Treb Terror


The counterpoise trebuchet has seen military service for centuries.
Public domain.

I bought my first putt-putt BB gun at age seven. I went hunting not because I liked deer meat but because I just enjoyed walking through the woods carrying a gun with my dad. I bought my first AR-15 in the 10th grade, and my favorite spud gun will pass for a 57mm recoilless rifle in dim light. Once I took physics in high school, all I wanted to do was calculate how cannonballs behaved when fired. I’ve got the gun nerd gene.

My best friend Jason and I once got on a wicked trebuchet kick. A trebuchet is a subset of the catapult. A traditional catapult is a brute force machine wherein the power of a spring, in this case a flexible shaft, is used to throw stuff. By contrast, the trebuchet is so much more elegant.

A counterpoise trebuchet is an amazingly elegant machine.
Public domain.

Technical Stuff

The counterpoise trebuchet was first used in the 12th century. This was a sort of medieval siege engine that used power stored up in a counterweight to fling a projectile. While the archetypal treb ammo was typically rough-hewn stone balls, they could also throw incendiary payloads and ghastly stuff like dead, diseased animals.

A counterpoise trebuchet is basically a big lever mounted on a frame. The shorter end supports the counterweight. The longer arm sports a rope sling on the end that is timed to deploy at just the right moment to maximize mechanical advantage.

Traditional trebuchets were most commonly constructed outside of a fortified town. In fact, once erected, the azimuth of fire was fixed.

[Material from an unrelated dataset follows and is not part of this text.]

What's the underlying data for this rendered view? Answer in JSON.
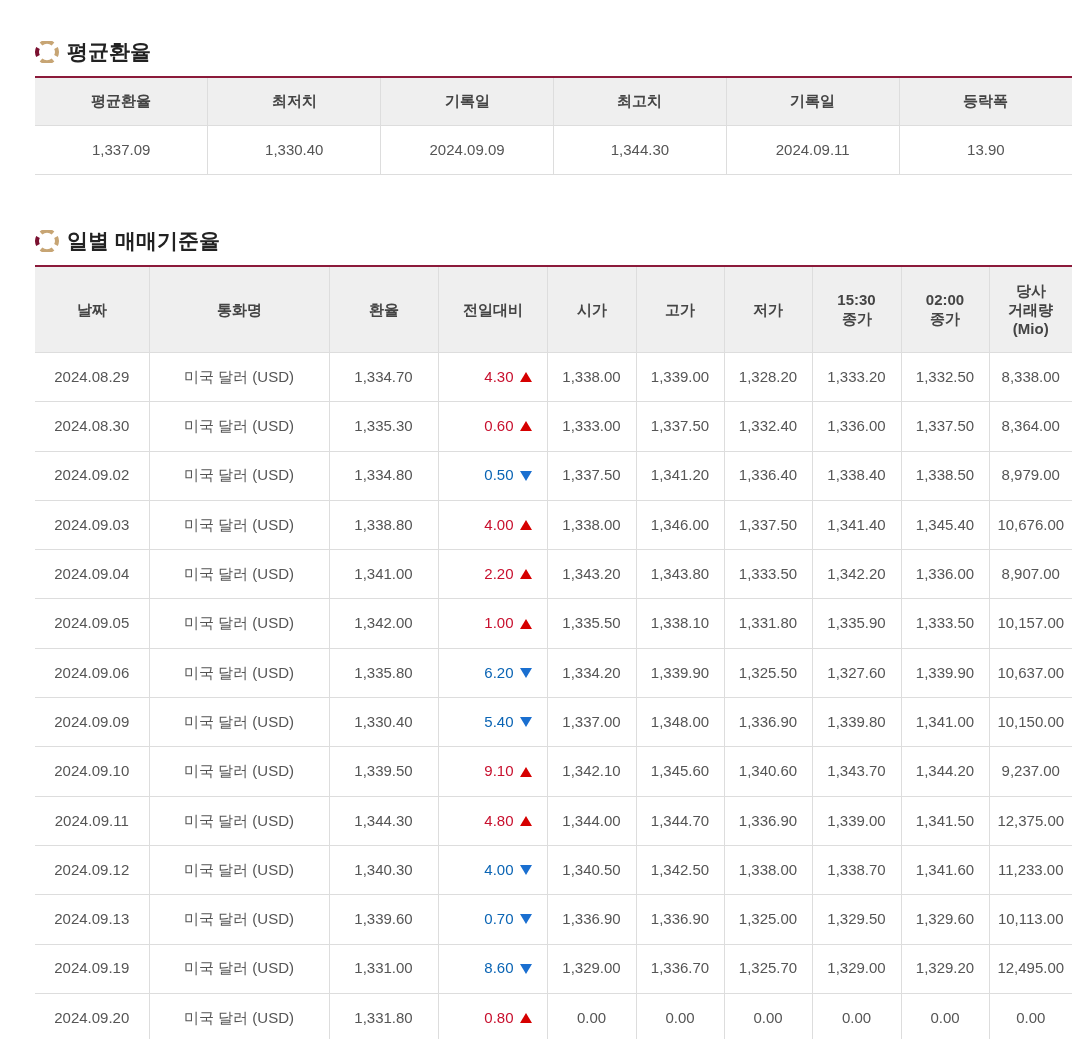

Adjusting the sling length, counterweight, mass of the projectile, and geometry of the release hook could fine-tune the range.

Ancient sieges were most typically tedious, drawn-out affairs. The attacking army would encamp around a castle or city and then build the siege engines as necessary. The machines were then dismantled or burned once the operation was complete.

Jason and I built several of these machines. The smallest sits on a desktop and throws BBs across the room. One of them is about the size of a toaster oven and chucks marbles. The waist-high version uses bricks for a counterweight and will throw a baseball about a hundred feet. It is shockingly accurate. You can catch a baseball, keep your gloved hand in exactly the same spot, and catch the next ball without moving. The largest of the lot sported a 12-foot throwing arm and a 400-pound counterweight. That monster would fire a 5-pound bag of flour into the next time zone. That particular projectile rendered a lovely white explosion on impact. It would throw a softball even farther.

It takes a special kind of guy to climb into fake Roman armor
he made in his workshop and parade around in public with a
massive DIY medieval siege engine. Specifically, it takes the
really nerdy sort.


It’s tough to be as weird as I am without drawing a crowd. As a result, Jason and I were invited each year by the Ole Miss School of Engineering to kick off their statewide high school trebuchet competition. Teams from across the state build trebs and then come together in the Vaught-Hemingway Football Stadium to see whose machine performs the best. As ours was hugely bigger, we were the warmup act.

In keeping with the gravitas of the moment, my buddy went as a crusader while I was a Roman legionary. My kids and I made my lorica segmentata Roman armor out of roofing flashing as a homeschool project. I have skinny legs. I looked like Big Bird out trolling for SweeTarts on Halloween, but I still just ate it up. I’ve always been cool that way.

And then, after several years of this, it all stopped. One teeny trivial close call, and my buddy and I never got invited back. Honestly, it could have happened to anybody.

The one thing the University of Mississippi reveres beyond all else has got to be the jumbotron. This gigantic monstrosity is about the size of a skyscraper and adorns one complete end of the massive football stadium. It is the holy altar employed during the pagan rituals that are SEC football games. There is literally no telling what that ghastly thing cost.

We set up the treb in the end zone, a not-insubstantial undertaking considering its size and mass, and got a couple of hundred little mini nerds all gathered around. Once we got the massive throwing arm cocked and the softball in place in the sling, we got a volunteer to snatch the lanyard. When this thing goes off, you can feel the earth move. Seismographs in Nevada record the event. Everything performed exactly as designed. Our leviathan medieval siege engine launched our softball at, conservatively, 5,000 feet per second … straight at the jumbotron on the far end of the stadium.

The crowd held its collective breath. The administrators in attendance representing the engineering school actually briefly died. And then the softball impacted the cheap seats in the student section, maybe five feet beneath the jumbotron. No harm, no foul …

All involved had a great time, though we were forbidden from firing our big treb a second time. We looked like idiots, and the kids learned some things. Inexplicably, the following year, we just didn’t get the email invitation to come back. It’s likely all just as well. I wasn’t getting any better looking in that DIY Roman legionary getup.

Subscribe To American Handgunner